What is needed - Everything in the records below should be set down again, word for word.

___ Supplied data ___

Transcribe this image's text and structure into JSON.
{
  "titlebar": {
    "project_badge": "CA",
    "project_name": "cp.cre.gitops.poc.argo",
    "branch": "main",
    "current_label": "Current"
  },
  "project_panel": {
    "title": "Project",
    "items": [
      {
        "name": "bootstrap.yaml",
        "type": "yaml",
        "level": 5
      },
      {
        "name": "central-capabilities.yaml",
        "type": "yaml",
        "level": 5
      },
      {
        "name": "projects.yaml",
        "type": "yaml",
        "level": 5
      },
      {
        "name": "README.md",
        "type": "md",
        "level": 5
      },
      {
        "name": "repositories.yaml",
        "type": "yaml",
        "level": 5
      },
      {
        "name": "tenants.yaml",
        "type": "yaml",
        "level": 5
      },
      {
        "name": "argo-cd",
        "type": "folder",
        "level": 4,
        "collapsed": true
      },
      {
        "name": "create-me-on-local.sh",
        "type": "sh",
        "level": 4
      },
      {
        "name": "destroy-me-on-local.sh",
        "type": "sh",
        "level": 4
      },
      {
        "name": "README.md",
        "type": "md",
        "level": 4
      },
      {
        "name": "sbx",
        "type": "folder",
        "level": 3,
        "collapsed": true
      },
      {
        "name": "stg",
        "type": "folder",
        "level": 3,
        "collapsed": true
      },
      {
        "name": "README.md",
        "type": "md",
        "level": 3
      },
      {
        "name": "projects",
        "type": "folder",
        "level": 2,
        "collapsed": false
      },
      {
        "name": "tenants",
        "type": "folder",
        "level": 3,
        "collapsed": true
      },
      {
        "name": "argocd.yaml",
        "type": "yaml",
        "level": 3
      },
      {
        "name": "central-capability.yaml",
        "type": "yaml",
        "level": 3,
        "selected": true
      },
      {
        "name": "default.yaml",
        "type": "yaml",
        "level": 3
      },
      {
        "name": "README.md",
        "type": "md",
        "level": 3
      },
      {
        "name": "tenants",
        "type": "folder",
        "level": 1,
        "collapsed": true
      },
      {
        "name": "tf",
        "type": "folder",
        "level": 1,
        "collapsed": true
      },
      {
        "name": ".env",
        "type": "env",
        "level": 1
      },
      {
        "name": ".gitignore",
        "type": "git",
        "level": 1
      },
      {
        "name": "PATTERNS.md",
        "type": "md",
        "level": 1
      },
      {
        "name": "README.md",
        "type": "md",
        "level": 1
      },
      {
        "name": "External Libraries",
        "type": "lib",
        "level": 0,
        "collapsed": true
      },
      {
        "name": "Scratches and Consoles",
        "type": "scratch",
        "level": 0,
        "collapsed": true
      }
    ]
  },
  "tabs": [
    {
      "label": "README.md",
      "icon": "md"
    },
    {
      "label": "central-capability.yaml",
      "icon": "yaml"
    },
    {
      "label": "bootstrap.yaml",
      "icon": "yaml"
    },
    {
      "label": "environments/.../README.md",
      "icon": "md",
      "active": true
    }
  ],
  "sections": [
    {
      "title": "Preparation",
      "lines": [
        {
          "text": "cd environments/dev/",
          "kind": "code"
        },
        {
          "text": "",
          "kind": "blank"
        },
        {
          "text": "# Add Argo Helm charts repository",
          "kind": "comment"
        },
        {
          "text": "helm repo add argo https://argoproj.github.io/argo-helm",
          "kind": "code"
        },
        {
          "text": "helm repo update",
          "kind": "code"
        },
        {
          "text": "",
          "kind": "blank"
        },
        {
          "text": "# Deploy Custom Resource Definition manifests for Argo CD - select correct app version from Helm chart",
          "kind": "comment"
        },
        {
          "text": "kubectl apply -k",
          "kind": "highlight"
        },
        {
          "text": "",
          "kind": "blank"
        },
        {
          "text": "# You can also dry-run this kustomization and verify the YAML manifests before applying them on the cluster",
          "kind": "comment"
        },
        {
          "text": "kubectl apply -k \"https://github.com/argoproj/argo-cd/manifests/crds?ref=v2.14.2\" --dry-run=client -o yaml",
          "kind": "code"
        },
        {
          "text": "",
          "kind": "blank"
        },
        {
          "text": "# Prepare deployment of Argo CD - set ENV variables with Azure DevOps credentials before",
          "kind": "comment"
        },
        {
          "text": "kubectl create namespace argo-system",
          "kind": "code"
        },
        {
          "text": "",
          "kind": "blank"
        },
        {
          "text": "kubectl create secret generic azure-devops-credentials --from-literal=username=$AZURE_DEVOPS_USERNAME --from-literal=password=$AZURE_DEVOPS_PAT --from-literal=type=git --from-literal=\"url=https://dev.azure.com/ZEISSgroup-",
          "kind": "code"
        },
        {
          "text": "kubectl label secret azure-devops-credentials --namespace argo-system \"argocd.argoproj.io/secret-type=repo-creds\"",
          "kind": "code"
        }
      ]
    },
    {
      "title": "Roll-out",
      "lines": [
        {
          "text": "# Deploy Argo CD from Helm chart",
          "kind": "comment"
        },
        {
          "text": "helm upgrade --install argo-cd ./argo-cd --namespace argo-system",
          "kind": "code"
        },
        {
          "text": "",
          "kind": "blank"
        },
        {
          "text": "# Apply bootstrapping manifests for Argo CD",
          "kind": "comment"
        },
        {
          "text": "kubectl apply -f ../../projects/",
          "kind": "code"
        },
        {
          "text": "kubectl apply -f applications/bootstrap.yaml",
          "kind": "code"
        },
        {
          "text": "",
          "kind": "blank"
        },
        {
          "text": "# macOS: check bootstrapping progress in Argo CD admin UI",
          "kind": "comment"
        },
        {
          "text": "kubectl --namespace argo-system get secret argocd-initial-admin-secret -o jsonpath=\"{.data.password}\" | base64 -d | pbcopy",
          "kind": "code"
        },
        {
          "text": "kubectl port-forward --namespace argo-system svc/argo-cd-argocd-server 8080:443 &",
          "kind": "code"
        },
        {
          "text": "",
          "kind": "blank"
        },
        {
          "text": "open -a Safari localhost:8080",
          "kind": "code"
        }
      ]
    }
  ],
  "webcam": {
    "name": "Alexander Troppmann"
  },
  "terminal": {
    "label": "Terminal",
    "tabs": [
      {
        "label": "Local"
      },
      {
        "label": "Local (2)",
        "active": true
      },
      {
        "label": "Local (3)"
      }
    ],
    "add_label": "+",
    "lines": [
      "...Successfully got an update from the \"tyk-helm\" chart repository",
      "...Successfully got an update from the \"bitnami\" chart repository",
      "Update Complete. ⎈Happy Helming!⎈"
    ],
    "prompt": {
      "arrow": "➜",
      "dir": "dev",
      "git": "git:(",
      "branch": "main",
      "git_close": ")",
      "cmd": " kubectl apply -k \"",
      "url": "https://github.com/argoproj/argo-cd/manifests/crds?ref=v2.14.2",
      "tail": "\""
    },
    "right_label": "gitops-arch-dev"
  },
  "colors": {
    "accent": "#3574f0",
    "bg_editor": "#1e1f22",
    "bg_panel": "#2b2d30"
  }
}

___

Task answer -
Transcribe this image's text and structure into JSON.
{
  "titlebar": {
    "project_badge": "CA",
    "project_name": "cp.cre.gitops.poc.argo",
    "branch": "main",
    "current_label": "Current"
  },
  "project_panel": {
    "title": "Project",
    "items": [
      {
        "name": "bootstrap.yaml",
        "type": "yaml",
        "level": 5
      },
      {
        "name": "central-capabilities.yaml",
        "type": "yaml",
        "level": 5
      },
      {
        "name": "projects.yaml",
        "type": "yaml",
        "level": 5
      },
      {
        "name": "README.md",
        "type": "md",
        "level": 5
      },
      {
        "name": "repositories.yaml",
        "type": "yaml",
        "level": 5
      },
      {
        "name": "tenants.yaml",
        "type": "yaml",
        "level": 5
      },
      {
        "name": "argo-cd",
        "type": "folder",
        "level": 4,
        "collapsed": true
      },
      {
        "name": "create-me-on-local.sh",
        "type": "sh",
        "level": 4
      },
      {
        "name": "destroy-me-on-local.sh",
        "type": "sh",
        "level": 4
      },
      {
        "name": "README.md",
        "type": "md",
        "level": 4
      },
      {
        "name": "sbx",
        "type": "folder",
        "level": 3,
        "collapsed": true
      },
      {
        "name": "stg",
        "type": "folder",
        "level": 3,
        "collapsed": true
      },
      {
        "name": "README.md",
        "type": "md",
        "level": 3
      },
      {
        "name": "projects",
        "type": "folder",
        "level": 2,
        "collapsed": false
      },
      {
        "name": "tenants",
        "type": "folder",
        "level": 3,
        "collapsed": true
      },
      {
        "name": "argocd.yaml",
        "type": "yaml",
        "level": 3
      },
      {
        "name": "central-capability.yaml",
        "type": "yaml",
        "level": 3,
        "selected": true
      },
      {
        "name": "default.yaml",
        "type": "yaml",
        "level": 3
      },
      {
        "name": "README.md",
        "type": "md",
        "level": 3
      },
      {
        "name": "tenants",
        "type": "folder",
        "level": 1,
        "collapsed": true
      },
      {
        "name": "tf",
        "type": "folder",
        "level": 1,
        "collapsed": true
      },
      {
        "name": ".env",
        "type": "env",
        "level": 1
      },
      {
        "name": ".gitignore",
        "type": "git",
        "level": 1
      },
      {
        "name": "PATTERNS.md",
        "type": "md",
        "level": 1
      },
      {
        "name": "README.md",
        "type": "md",
        "level": 1
      },
      {
        "name": "External Libraries",
        "type": "lib",
        "level": 0,
        "collapsed": true
      },
      {
        "name": "Scratches and Consoles",
        "type": "scratch",
        "level": 0,
        "collapsed": true
      }
    ]
  },
  "tabs": [
    {
      "label": "README.md",
      "icon": "md"
    },
    {
      "label": "central-capability.yaml",
      "icon": "yaml"
    },
    {
      "label": "bootstrap.yaml",
      "icon": "yaml"
    },
    {
      "label": "environments/.../README.md",
      "icon": "md",
      "active": true
    }
  ],
  "sections": [
    {
      "title": "Preparation",
      "lines": [
        {
          "text": "cd environments/dev/",
          "kind": "code"
        },
        {
          "text": "",
          "kind": "blank"
        },
        {
          "text": "# Add Argo Helm charts repository",
          "kind": "comment"
        },
        {
          "text": "helm repo add argo https://argoproj.github.io/argo-helm",
          "kind": "code"
        },
        {
          "text": "helm repo update",
          "kind": "code"
        },
        {
          "text": "",
          "kind": "blank"
        },
        {
          "text": "# Deploy Custom Resource Definition manifests for Argo CD - select correct app version from Helm chart",
          "kind": "comment"
        },
        {
          "text": "kubectl apply -k",
          "kind": "highlight"
        },
        {
          "text": "",
          "kind": "blank"
        },
        {
          "text": "# You can also dry-run this kustomization and verify the YAML manifests before applying them on the cluster",
          "kind": "comment"
        },
        {
          "text": "kubectl apply -k \"https://github.com/argoproj/argo-cd/manifests/crds?ref=v2.14.2\" --dry-run=client -o yaml",
          "kind": "code"
        },
        {
          "text": "",
          "kind": "blank"
        },
        {
          "text": "# Prepare deployment of Argo CD - set ENV variables with Azure DevOps credentials before",
          "kind": "comment"
        },
        {
          "text": "kubectl create namespace argo-system",
          "kind": "code"
        },
        {
          "text": "",
          "kind": "blank"
        },
        {
          "text": "kubectl create secret generic azure-devops-credentials --from-literal=username=$AZURE_DEVOPS_USERNAME --from-literal=password=$AZURE_DEVOPS_PAT --from-literal=type=git --from-literal=\"url=https://dev.azure.com/ZEISSgroup-",
          "kind": "code"
        },
        {
          "text": "kubectl label secret azure-devops-credentials --namespace argo-system \"argocd.argoproj.io/secret-type=repo-creds\"",
          "kind": "code"
        }
      ]
    },
    {
      "title": "Roll-out",
      "lines": [
        {
          "text": "# Deploy Argo CD from Helm chart",
          "kind": "comment"
        },
        {
          "text": "helm upgrade --install argo-cd ./argo-cd --namespace argo-system",
          "kind": "code"
        },
        {
          "text": "",
          "kind": "blank"
        },
        {
          "text": "# Apply bootstrapping manifests for Argo CD",
          "kind": "comment"
        },
        {
          "text": "kubectl apply -f ../../projects/",
          "kind": "code"
        },
        {
          "text": "kubectl apply -f applications/bootstrap.yaml",
          "kind": "code"
        },
        {
          "text": "",
          "kind": "blank"
        },
        {
          "text": "# macOS: check bootstrapping progress in Argo CD admin UI",
          "kind": "comment"
        },
        {
          "text": "kubectl --namespace argo-system get secret argocd-initial-admin-secret -o jsonpath=\"{.data.password}\" | base64 -d | pbcopy",
          "kind": "code"
        },
        {
          "text": "kubectl port-forward --namespace argo-system svc/argo-cd-argocd-server 8080:443 &",
          "kind": "code"
        },
        {
          "text": "",
          "kind": "blank"
        },
        {
          "text": "open -a Safari localhost:8080",
          "kind": "code"
        }
      ]
    }
  ],
  "webcam": {
    "name": "Alexander Troppmann"
  },
  "terminal": {
    "label": "Terminal",
    "tabs": [
      {
        "label": "Local"
      },
      {
        "label": "Local (2)",
        "active": true
      },
      {
        "label": "Local (3)"
      }
    ],
    "add_label": "+",
    "lines": [
      "...Successfully got an update from the \"tyk-helm\" chart repository",
      "...Successfully got an update from the \"bitnami\" chart repository",
      "Update Complete. ⎈Happy Helming!⎈"
    ],
    "prompt": {
      "arrow": "➜",
      "dir": "dev",
      "git": "git:(",
      "branch": "main",
      "git_close": ")",
      "cmd": " kubectl apply -k \"",
      "url": "https://github.com/argoproj/argo-cd/manifests/crds?ref=v2.14.2",
      "tail": "\""
    },
    "right_label": "gitops-arch-dev"
  },
  "colors": {
    "accent": "#3574f0",
    "bg_editor": "#1e1f22",
    "bg_panel": "#2b2d30"
  }
}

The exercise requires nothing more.